■ WORK REQUEST:
Write each entry out again exactly as it was given.

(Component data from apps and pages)
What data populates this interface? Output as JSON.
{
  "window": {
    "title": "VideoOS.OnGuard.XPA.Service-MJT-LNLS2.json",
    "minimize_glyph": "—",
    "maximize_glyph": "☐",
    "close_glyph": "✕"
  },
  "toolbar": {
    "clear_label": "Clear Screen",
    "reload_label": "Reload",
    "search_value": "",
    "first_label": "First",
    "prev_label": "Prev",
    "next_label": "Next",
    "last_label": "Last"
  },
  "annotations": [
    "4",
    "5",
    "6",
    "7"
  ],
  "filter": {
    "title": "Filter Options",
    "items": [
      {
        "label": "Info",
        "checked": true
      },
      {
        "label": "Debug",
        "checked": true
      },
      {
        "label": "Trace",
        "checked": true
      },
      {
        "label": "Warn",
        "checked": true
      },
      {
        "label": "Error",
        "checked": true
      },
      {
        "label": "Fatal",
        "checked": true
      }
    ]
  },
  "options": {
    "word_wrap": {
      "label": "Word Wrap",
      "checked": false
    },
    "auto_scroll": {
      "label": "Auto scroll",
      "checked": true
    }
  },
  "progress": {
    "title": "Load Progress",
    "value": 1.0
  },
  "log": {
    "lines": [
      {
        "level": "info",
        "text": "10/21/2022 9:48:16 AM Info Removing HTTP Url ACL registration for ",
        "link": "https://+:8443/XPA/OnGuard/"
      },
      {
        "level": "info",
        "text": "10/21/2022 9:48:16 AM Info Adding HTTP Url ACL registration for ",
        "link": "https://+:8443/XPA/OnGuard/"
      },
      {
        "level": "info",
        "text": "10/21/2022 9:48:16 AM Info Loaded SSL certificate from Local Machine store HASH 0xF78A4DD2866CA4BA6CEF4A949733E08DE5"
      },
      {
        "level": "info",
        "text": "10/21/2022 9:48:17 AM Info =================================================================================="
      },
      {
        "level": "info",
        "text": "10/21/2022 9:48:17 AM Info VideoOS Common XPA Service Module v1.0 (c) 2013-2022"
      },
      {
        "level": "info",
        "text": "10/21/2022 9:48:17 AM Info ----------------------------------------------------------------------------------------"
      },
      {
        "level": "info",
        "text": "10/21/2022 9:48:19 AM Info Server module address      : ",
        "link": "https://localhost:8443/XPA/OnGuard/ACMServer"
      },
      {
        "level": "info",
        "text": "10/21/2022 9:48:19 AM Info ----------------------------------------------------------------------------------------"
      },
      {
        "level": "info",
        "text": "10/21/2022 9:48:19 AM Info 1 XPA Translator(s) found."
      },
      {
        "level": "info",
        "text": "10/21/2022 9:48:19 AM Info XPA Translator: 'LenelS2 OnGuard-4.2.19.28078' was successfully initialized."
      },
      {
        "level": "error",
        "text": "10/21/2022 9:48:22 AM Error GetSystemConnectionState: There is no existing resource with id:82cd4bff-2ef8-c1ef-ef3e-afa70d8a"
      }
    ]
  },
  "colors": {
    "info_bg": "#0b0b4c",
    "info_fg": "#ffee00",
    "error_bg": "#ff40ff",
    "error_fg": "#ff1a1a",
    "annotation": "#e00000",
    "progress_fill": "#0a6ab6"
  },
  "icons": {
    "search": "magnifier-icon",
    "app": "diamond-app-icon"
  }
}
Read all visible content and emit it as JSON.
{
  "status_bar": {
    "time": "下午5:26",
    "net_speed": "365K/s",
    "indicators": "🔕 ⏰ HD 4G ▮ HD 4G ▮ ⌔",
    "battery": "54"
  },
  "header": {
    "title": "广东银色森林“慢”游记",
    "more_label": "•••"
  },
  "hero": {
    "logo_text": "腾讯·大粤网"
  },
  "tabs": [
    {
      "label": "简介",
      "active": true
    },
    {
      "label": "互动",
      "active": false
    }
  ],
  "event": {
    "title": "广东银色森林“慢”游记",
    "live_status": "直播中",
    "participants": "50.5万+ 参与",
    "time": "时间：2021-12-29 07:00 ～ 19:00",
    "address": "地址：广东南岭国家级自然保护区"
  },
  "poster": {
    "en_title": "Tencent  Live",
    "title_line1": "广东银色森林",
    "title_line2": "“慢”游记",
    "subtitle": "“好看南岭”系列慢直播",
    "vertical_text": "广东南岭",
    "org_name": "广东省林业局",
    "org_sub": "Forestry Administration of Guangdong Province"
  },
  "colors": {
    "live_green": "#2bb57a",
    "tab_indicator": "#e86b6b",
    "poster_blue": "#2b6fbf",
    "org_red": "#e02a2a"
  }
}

■ ANSWER BELOW:
What data populates this interface? Output as JSON.
{
  "window": {
    "title": "VideoOS.OnGuard.XPA.Service-MJT-LNLS2.json",
    "minimize_glyph": "—",
    "maximize_glyph": "☐",
    "close_glyph": "✕"
  },
  "toolbar": {
    "clear_label": "Clear Screen",
    "reload_label": "Reload",
    "search_value": "",
    "first_label": "First",
    "prev_label": "Prev",
    "next_label": "Next",
    "last_label": "Last"
  },
  "annotations": [
    "4",
    "5",
    "6",
    "7"
  ],
  "filter": {
    "title": "Filter Options",
    "items": [
      {
        "label": "Info",
        "checked": true
      },
      {
        "label": "Debug",
        "checked": true
      },
      {
        "label": "Trace",
        "checked": true
      },
      {
        "label": "Warn",
        "checked": true
      },
      {
        "label": "Error",
        "checked": true
      },
      {
        "label": "Fatal",
        "checked": true
      }
    ]
  },
  "options": {
    "word_wrap": {
      "label": "Word Wrap",
      "checked": false
    },
    "auto_scroll": {
      "label": "Auto scroll",
      "checked": true
    }
  },
  "progress": {
    "title": "Load Progress",
    "value": 1.0
  },
  "log": {
    "lines": [
      {
        "level": "info",
        "text": "10/21/2022 9:48:16 AM Info Removing HTTP Url ACL registration for ",
        "link": "https://+:8443/XPA/OnGuard/"
      },
      {
        "level": "info",
        "text": "10/21/2022 9:48:16 AM Info Adding HTTP Url ACL registration for ",
        "link": "https://+:8443/XPA/OnGuard/"
      },
      {
        "level": "info",
        "text": "10/21/2022 9:48:16 AM Info Loaded SSL certificate from Local Machine store HASH 0xF78A4DD2866CA4BA6CEF4A949733E08DE5"
      },
      {
        "level": "info",
        "text": "10/21/2022 9:48:17 AM Info =================================================================================="
      },
      {
        "level": "info",
        "text": "10/21/2022 9:48:17 AM Info VideoOS Common XPA Service Module v1.0 (c) 2013-2022"
      },
      {
        "level": "info",
        "text": "10/21/2022 9:48:17 AM Info ----------------------------------------------------------------------------------------"
      },
      {
        "level": "info",
        "text": "10/21/2022 9:48:19 AM Info Server module address      : ",
        "link": "https://localhost:8443/XPA/OnGuard/ACMServer"
      },
      {
        "level": "info",
        "text": "10/21/2022 9:48:19 AM Info ----------------------------------------------------------------------------------------"
      },
      {
        "level": "info",
        "text": "10/21/2022 9:48:19 AM Info 1 XPA Translator(s) found."
      },
      {
        "level": "info",
        "text": "10/21/2022 9:48:19 AM Info XPA Translator: 'LenelS2 OnGuard-4.2.19.28078' was successfully initialized."
      },
      {
        "level": "error",
        "text": "10/21/2022 9:48:22 AM Error GetSystemConnectionState: There is no existing resource with id:82cd4bff-2ef8-c1ef-ef3e-afa70d8a"
      }
    ]
  },
  "colors": {
    "info_bg": "#0b0b4c",
    "info_fg": "#ffee00",
    "error_bg": "#ff40ff",
    "error_fg": "#ff1a1a",
    "annotation": "#e00000",
    "progress_fill": "#0a6ab6"
  },
  "icons": {
    "search": "magnifier-icon",
    "app": "diamond-app-icon"
  }
}
Read all visible content and emit it as JSON.
{
  "status_bar": {
    "time": "下午5:26",
    "net_speed": "365K/s",
    "indicators": "🔕 ⏰ HD 4G ▮ HD 4G ▮ ⌔",
    "battery": "54"
  },
  "header": {
    "title": "广东银色森林“慢”游记",
    "more_label": "•••"
  },
  "hero": {
    "logo_text": "腾讯·大粤网"
  },
  "tabs": [
    {
      "label": "简介",
      "active": true
    },
    {
      "label": "互动",
      "active": false
    }
  ],
  "event": {
    "title": "广东银色森林“慢”游记",
    "live_status": "直播中",
    "participants": "50.5万+ 参与",
    "time": "时间：2021-12-29 07:00 ～ 19:00",
    "address": "地址：广东南岭国家级自然保护区"
  },
  "poster": {
    "en_title": "Tencent  Live",
    "title_line1": "广东银色森林",
    "title_line2": "“慢”游记",
    "subtitle": "“好看南岭”系列慢直播",
    "vertical_text": "广东南岭",
    "org_name": "广东省林业局",
    "org_sub": "Forestry Administration of Guangdong Province"
  },
  "colors": {
    "live_green": "#2bb57a",
    "tab_indicator": "#e86b6b",
    "poster_blue": "#2b6fbf",
    "org_red": "#e02a2a"
  }
}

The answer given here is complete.